EPISODE 41

THE TRIP, PART II

FIRST AIRED 8/19/92 WRITER Charles DIR. Cherones SYNOPSIS Jerry and George try to reach Kramer and clear his name after he’s falsely arrested. CRITIQUE The duo are a scream as strangers in a strange land (L.A.). They also engage in a particularly riotous display of juvenility in the back of a police car (nice cameo by professional psycho Clint Howard, too). B+

EPISODE 42

THE PITCH/THE TICKET (ONE HOUR)

FIRST AIRED 9/16/92 WRITER David DIR. Cherones SYNOPSIS Jerry and George pitch their sitcom about ”nothing” to NBC. Elaine embarks on a whirlwind tour of Europe with her therapist, Dr. Reston, whose other patient, Crazy Joe Davola, is stalking Kramer and Jerry over a party-invitation slight and the squashing of his own NBC deal.
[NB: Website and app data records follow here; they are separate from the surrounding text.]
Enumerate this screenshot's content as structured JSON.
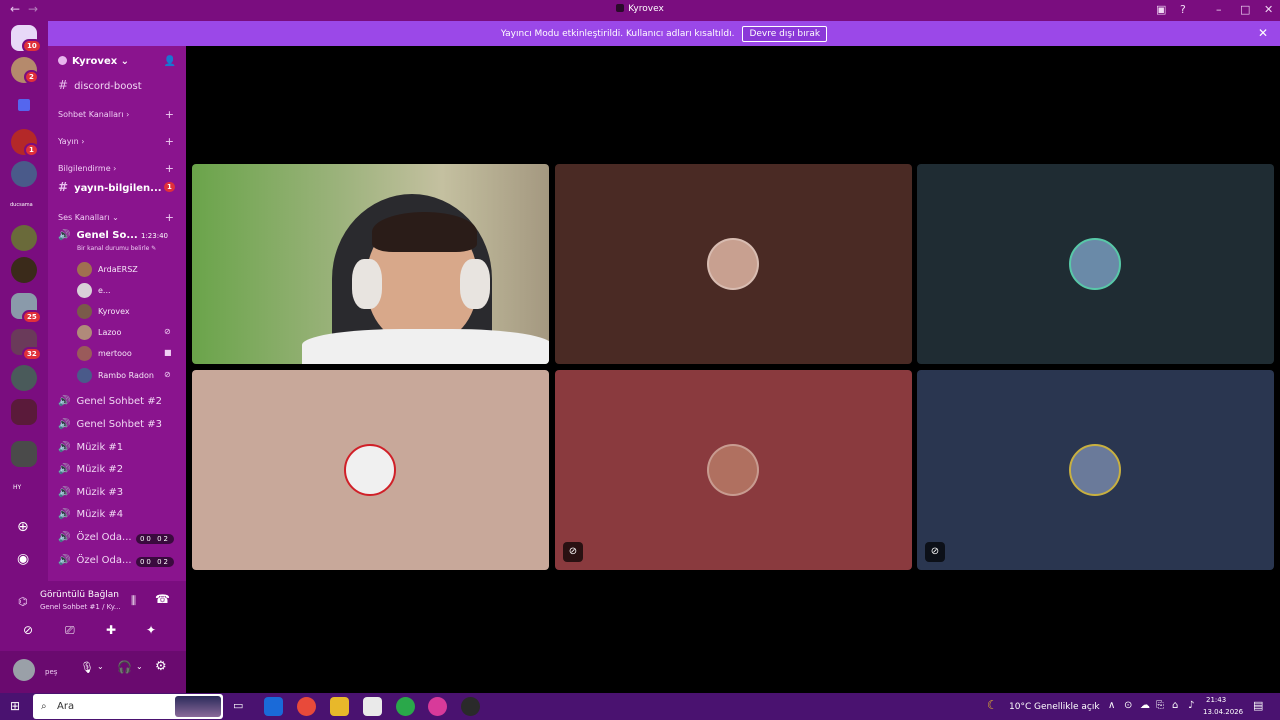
{
  "window": {
    "title": "Kyrovex"
  },
  "banner": {
    "text": "Yayıncı Modu etkinleştirildi. Kullanıcı adları kısaltıldı.",
    "button_label": "Devre dışı bırak"
  },
  "rail": {
    "badges": [
      "10",
      "2",
      "1",
      "25",
      "32"
    ],
    "labels": {
      "ducsama": "ducsama",
      "hy": "HY"
    }
  },
  "server": {
    "name": "Kyrovex"
  },
  "channels": {
    "top": "discord-boost",
    "cat_chat": "Sohbet Kanalları",
    "cat_stream": "Yayın",
    "cat_info": "Bilgilendirme",
    "info_channel": "yayın-bilgilen...",
    "info_badge": "1",
    "cat_voice": "Ses Kanalları",
    "active_voice": "Genel So...",
    "active_timer": "1:23:40",
    "active_status": "Bir kanal durumu belirle",
    "users": [
      "ArdaERSZ",
      "e...",
      "Kyrovex",
      "Lazoo",
      "mertooo",
      "Rambo Radon"
    ],
    "voice_channels": [
      "Genel Sohbet #2",
      "Genel Sohbet #3",
      "Müzik #1",
      "Müzik #2",
      "Müzik #3",
      "Müzik #4"
    ],
    "private_rooms": [
      {
        "name": "Özel Oda...",
        "count": "00  02"
      },
      {
        "name": "Özel Oda...",
        "count": "00  02"
      }
    ]
  },
  "voice": {
    "status": "Görüntülü Bağlan",
    "channel": "Genel Sohbet #1 / Ky...",
    "user_status": "peş"
  },
  "taskbar": {
    "search_placeholder": "Ara",
    "weather": "10°C",
    "weather_desc": "Genellikle açık",
    "time": "21:43",
    "date": "13.04.2026"
  },
  "colors": {
    "titlebar": "#7a0d7f",
    "sidebar": "#8a148e",
    "banner": "#9b48e8",
    "tile_1": "#4a2a24",
    "tile_2": "#1f2c33",
    "tile_3": "#c8a89a",
    "tile_4": "#8a3a3e",
    "tile_5": "#2a3650"
  }
}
INTRODUCES George’s future fiancee, Heidi Swedberg as NBC exec Susan Ross; Bob Balaban as NBC president Russell Dalrymple, a Warren Littlefield doppelganger; Terminator II’s Steven McHattie as the creepily intimidating Reston; and Peter Crombie as Crazy Joe. CRITIQUE This show about the show is more informing than it is funny; the NBC scenes kill, but we object to Kramer and Newman’s inane courtroom subplot. B-
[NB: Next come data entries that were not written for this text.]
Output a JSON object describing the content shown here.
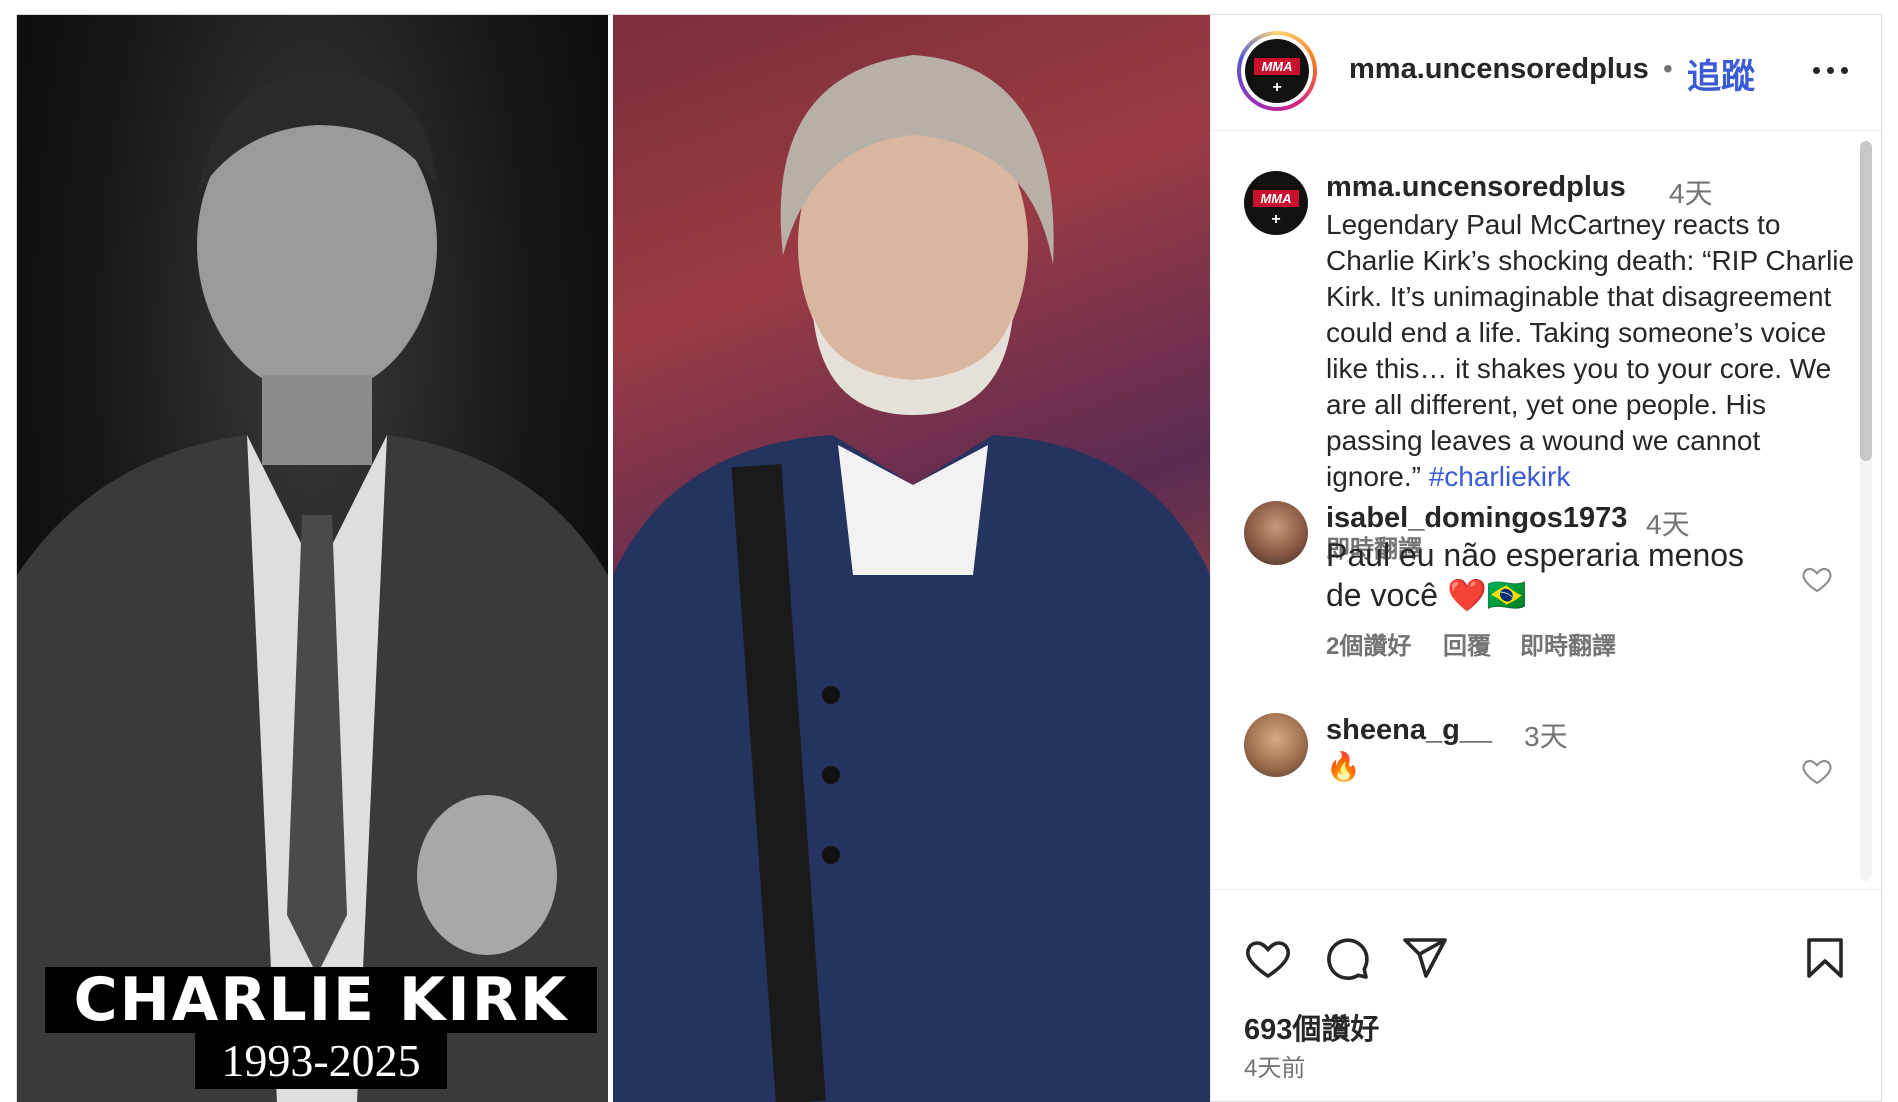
{
  "image": {
    "left_caption_name": "CHARLIE KIRK",
    "left_caption_years": "1993-2025"
  },
  "header": {
    "username": "mma.uncensoredplus",
    "separator": "•",
    "follow_label": "追蹤"
  },
  "caption": {
    "username": "mma.uncensoredplus",
    "time": "4天",
    "text": "Legendary Paul McCartney reacts to Charlie Kirk’s shocking death: “RIP Charlie Kirk. It’s unimaginable that disagreement could end a life. Taking someone’s voice like this… it shakes you to your core. We are all different, yet one people. His passing leaves a wound we cannot ignore.” ",
    "hashtag": "#charliekirk",
    "translate_label": "即時翻譯"
  },
  "comments": [
    {
      "username": "isabel_domingos1973",
      "time": "4天",
      "text": "Paul eu não esperaria menos de você ❤️🇧🇷",
      "likes": "2個讚好",
      "reply_label": "回覆",
      "translate_label": "即時翻譯"
    },
    {
      "username": "sheena_g__",
      "time": "3天",
      "text": "🔥"
    }
  ],
  "actions": {
    "like_count": "693個讚好",
    "posted_ago": "4天前",
    "icons": [
      "heart-icon",
      "comment-icon",
      "share-icon",
      "bookmark-icon"
    ]
  },
  "avatar_logo_text": "MMA",
  "colors": {
    "link": "#3b5bd6",
    "muted": "#737373",
    "text": "#262626",
    "border": "#dbdbdb"
  }
}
EPISODE 43

THE WALLET

FIRST AIRED 9/23/92 WRITER David DIR. Cherones SYNOPSIS The defective watch Jerry tossed in the garbage in ”The Pitch” (later retrieved, in one of those aptly improbable turns of fate, by Uncle Leo) is an issue when his parents wonder about their gift. Mr. Seinfeld’s wallet is swiped at the doctor’s. Elaine breaks up with her ”Sven-jolly,” Dr. Reston. CRITIQUE In a show magnifying neuroses to fever pitch, Jerry’s respectful rapport with his exasperating family is the closest thing to normalcy Seinfeld offers. B-

EPISODE 44

THE WATCH

FIRST AIRED 9/30/92 WRITER David DIR. Cherones SYNOPSIS George plays hardball with NBC and succeeds in dropping the price for his and Jerry’s script. Elaine deals with Reston via Kramer, then gives her number to a smitten Crazy Joe. Jerry regrets asking out Naomi (Jessica Lundy), a restaurant hostess with a braying laugh (”Elmer Fudd sittin’ on a juicer”). CRITIQUE None of the subplots really cohere, but worth it for George’s hyperirritating visit with Dalrymple and Kramer’s inept sparring with Reston. In fact, Richards scored his first Emmy win with this and ”The Junior Mint.” B